Exercise requirements: Retype the records that follow, every line exactly as written.

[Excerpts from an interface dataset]
--

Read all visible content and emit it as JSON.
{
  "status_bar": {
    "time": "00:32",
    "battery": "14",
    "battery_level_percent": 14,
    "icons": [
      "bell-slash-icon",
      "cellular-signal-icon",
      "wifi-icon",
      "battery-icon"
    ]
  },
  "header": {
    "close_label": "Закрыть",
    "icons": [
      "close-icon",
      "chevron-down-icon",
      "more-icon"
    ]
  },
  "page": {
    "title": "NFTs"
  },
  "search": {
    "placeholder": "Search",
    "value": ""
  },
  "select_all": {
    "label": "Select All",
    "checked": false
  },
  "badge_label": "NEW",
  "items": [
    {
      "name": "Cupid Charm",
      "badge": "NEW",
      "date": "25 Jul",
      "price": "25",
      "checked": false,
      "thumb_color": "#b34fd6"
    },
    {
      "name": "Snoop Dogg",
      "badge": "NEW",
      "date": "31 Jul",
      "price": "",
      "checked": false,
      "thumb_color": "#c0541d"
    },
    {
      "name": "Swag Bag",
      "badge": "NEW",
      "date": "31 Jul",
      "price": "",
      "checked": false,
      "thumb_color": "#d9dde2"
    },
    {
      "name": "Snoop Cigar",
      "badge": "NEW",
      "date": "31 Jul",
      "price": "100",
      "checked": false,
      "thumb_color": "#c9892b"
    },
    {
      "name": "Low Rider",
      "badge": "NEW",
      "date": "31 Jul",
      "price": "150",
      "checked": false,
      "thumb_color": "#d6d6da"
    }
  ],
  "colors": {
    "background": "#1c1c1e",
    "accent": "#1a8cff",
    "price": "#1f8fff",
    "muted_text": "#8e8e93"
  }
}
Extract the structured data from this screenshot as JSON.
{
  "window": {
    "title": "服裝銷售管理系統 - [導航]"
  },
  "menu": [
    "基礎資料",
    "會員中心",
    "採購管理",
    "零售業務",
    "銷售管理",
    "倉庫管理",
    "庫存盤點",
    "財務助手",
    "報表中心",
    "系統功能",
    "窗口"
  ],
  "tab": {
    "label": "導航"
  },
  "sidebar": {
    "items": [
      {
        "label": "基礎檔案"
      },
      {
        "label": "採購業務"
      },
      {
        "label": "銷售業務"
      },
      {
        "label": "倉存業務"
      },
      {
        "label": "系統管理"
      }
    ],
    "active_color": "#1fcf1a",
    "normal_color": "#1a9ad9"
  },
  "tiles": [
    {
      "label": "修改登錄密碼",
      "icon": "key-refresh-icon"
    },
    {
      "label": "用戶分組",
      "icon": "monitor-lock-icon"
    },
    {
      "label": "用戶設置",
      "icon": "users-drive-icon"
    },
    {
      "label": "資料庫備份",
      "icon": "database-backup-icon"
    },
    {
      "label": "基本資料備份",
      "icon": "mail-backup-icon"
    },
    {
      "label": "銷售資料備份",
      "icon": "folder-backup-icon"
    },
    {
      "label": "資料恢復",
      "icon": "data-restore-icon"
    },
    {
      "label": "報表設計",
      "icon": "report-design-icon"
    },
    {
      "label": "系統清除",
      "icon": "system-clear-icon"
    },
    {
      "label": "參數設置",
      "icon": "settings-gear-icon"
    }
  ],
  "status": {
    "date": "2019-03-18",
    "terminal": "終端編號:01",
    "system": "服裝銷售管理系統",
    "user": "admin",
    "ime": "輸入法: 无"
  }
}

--

Answer space:
Read all visible content and emit it as JSON.
{
  "status_bar": {
    "time": "00:32",
    "battery": "14",
    "battery_level_percent": 14,
    "icons": [
      "bell-slash-icon",
      "cellular-signal-icon",
      "wifi-icon",
      "battery-icon"
    ]
  },
  "header": {
    "close_label": "Закрыть",
    "icons": [
      "close-icon",
      "chevron-down-icon",
      "more-icon"
    ]
  },
  "page": {
    "title": "NFTs"
  },
  "search": {
    "placeholder": "Search",
    "value": ""
  },
  "select_all": {
    "label": "Select All",
    "checked": false
  },
  "badge_label": "NEW",
  "items": [
    {
      "name": "Cupid Charm",
      "badge": "NEW",
      "date": "25 Jul",
      "price": "25",
      "checked": false,
      "thumb_color": "#b34fd6"
    },
    {
      "name": "Snoop Dogg",
      "badge": "NEW",
      "date": "31 Jul",
      "price": "",
      "checked": false,
      "thumb_color": "#c0541d"
    },
    {
      "name": "Swag Bag",
      "badge": "NEW",
      "date": "31 Jul",
      "price": "",
      "checked": false,
      "thumb_color": "#d9dde2"
    },
    {
      "name": "Snoop Cigar",
      "badge": "NEW",
      "date": "31 Jul",
      "price": "100",
      "checked": false,
      "thumb_color": "#c9892b"
    },
    {
      "name": "Low Rider",
      "badge": "NEW",
      "date": "31 Jul",
      "price": "150",
      "checked": false,
      "thumb_color": "#d6d6da"
    }
  ],
  "colors": {
    "background": "#1c1c1e",
    "accent": "#1a8cff",
    "price": "#1f8fff",
    "muted_text": "#8e8e93"
  }
}
Extract the structured data from this screenshot as JSON.
{
  "window": {
    "title": "服裝銷售管理系統 - [導航]"
  },
  "menu": [
    "基礎資料",
    "會員中心",
    "採購管理",
    "零售業務",
    "銷售管理",
    "倉庫管理",
    "庫存盤點",
    "財務助手",
    "報表中心",
    "系統功能",
    "窗口"
  ],
  "tab": {
    "label": "導航"
  },
  "sidebar": {
    "items": [
      {
        "label": "基礎檔案"
      },
      {
        "label": "採購業務"
      },
      {
        "label": "銷售業務"
      },
      {
        "label": "倉存業務"
      },
      {
        "label": "系統管理"
      }
    ],
    "active_color": "#1fcf1a",
    "normal_color": "#1a9ad9"
  },
  "tiles": [
    {
      "label": "修改登錄密碼",
      "icon": "key-refresh-icon"
    },
    {
      "label": "用戶分組",
      "icon": "monitor-lock-icon"
    },
    {
      "label": "用戶設置",
      "icon": "users-drive-icon"
    },
    {
      "label": "資料庫備份",
      "icon": "database-backup-icon"
    },
    {
      "label": "基本資料備份",
      "icon": "mail-backup-icon"
    },
    {
      "label": "銷售資料備份",
      "icon": "folder-backup-icon"
    },
    {
      "label": "資料恢復",
      "icon": "data-restore-icon"
    },
    {
      "label": "報表設計",
      "icon": "report-design-icon"
    },
    {
      "label": "系統清除",
      "icon": "system-clear-icon"
    },
    {
      "label": "參數設置",
      "icon": "settings-gear-icon"
    }
  ],
  "status": {
    "date": "2019-03-18",
    "terminal": "終端編號:01",
    "system": "服裝銷售管理系統",
    "user": "admin",
    "ime": "輸入法: 无"
  }
}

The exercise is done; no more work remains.